* **Assignment**: Word for word, print every entry below.

================================

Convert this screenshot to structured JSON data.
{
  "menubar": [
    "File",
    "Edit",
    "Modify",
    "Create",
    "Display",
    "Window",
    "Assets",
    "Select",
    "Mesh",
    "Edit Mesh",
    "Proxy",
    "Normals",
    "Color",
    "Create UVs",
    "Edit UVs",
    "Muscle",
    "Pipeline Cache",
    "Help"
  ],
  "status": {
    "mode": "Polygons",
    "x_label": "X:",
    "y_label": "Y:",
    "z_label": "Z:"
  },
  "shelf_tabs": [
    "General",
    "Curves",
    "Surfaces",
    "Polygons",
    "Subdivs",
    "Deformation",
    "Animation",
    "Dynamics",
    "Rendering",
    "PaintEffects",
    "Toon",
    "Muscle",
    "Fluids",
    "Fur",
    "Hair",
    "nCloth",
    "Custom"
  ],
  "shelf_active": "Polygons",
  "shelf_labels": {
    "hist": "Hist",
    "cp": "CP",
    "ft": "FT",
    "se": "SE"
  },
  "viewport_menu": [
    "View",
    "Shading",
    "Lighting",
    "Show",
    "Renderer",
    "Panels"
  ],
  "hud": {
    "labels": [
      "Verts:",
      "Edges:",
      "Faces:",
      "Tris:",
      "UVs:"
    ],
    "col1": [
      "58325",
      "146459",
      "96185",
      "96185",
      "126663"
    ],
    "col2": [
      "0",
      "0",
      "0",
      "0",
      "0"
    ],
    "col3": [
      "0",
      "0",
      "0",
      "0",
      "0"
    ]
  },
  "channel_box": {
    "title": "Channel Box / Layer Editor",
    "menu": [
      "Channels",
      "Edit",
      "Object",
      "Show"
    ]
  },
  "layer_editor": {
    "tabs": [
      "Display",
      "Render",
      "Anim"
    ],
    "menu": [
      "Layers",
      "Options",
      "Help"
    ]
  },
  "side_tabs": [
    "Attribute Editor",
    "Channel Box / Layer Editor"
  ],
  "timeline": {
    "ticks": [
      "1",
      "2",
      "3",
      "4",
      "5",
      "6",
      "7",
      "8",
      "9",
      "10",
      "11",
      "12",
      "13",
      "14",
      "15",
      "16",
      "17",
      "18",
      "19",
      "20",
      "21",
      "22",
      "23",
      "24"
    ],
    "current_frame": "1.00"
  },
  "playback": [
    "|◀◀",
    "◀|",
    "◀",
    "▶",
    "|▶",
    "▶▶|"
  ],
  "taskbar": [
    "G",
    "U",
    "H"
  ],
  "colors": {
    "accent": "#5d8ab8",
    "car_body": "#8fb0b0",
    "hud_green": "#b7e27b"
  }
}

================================

* **Response to this task**:
Convert this screenshot to structured JSON data.
{
  "menubar": [
    "File",
    "Edit",
    "Modify",
    "Create",
    "Display",
    "Window",
    "Assets",
    "Select",
    "Mesh",
    "Edit Mesh",
    "Proxy",
    "Normals",
    "Color",
    "Create UVs",
    "Edit UVs",
    "Muscle",
    "Pipeline Cache",
    "Help"
  ],
  "status": {
    "mode": "Polygons",
    "x_label": "X:",
    "y_label": "Y:",
    "z_label": "Z:"
  },
  "shelf_tabs": [
    "General",
    "Curves",
    "Surfaces",
    "Polygons",
    "Subdivs",
    "Deformation",
    "Animation",
    "Dynamics",
    "Rendering",
    "PaintEffects",
    "Toon",
    "Muscle",
    "Fluids",
    "Fur",
    "Hair",
    "nCloth",
    "Custom"
  ],
  "shelf_active": "Polygons",
  "shelf_labels": {
    "hist": "Hist",
    "cp": "CP",
    "ft": "FT",
    "se": "SE"
  },
  "viewport_menu": [
    "View",
    "Shading",
    "Lighting",
    "Show",
    "Renderer",
    "Panels"
  ],
  "hud": {
    "labels": [
      "Verts:",
      "Edges:",
      "Faces:",
      "Tris:",
      "UVs:"
    ],
    "col1": [
      "58325",
      "146459",
      "96185",
      "96185",
      "126663"
    ],
    "col2": [
      "0",
      "0",
      "0",
      "0",
      "0"
    ],
    "col3": [
      "0",
      "0",
      "0",
      "0",
      "0"
    ]
  },
  "channel_box": {
    "title": "Channel Box / Layer Editor",
    "menu": [
      "Channels",
      "Edit",
      "Object",
      "Show"
    ]
  },
  "layer_editor": {
    "tabs": [
      "Display",
      "Render",
      "Anim"
    ],
    "menu": [
      "Layers",
      "Options",
      "Help"
    ]
  },
  "side_tabs": [
    "Attribute Editor",
    "Channel Box / Layer Editor"
  ],
  "timeline": {
    "ticks": [
      "1",
      "2",
      "3",
      "4",
      "5",
      "6",
      "7",
      "8",
      "9",
      "10",
      "11",
      "12",
      "13",
      "14",
      "15",
      "16",
      "17",
      "18",
      "19",
      "20",
      "21",
      "22",
      "23",
      "24"
    ],
    "current_frame": "1.00"
  },
  "playback": [
    "|◀◀",
    "◀|",
    "◀",
    "▶",
    "|▶",
    "▶▶|"
  ],
  "taskbar": [
    "G",
    "U",
    "H"
  ],
  "colors": {
    "accent": "#5d8ab8",
    "car_body": "#8fb0b0",
    "hud_green": "#b7e27b"
  }
}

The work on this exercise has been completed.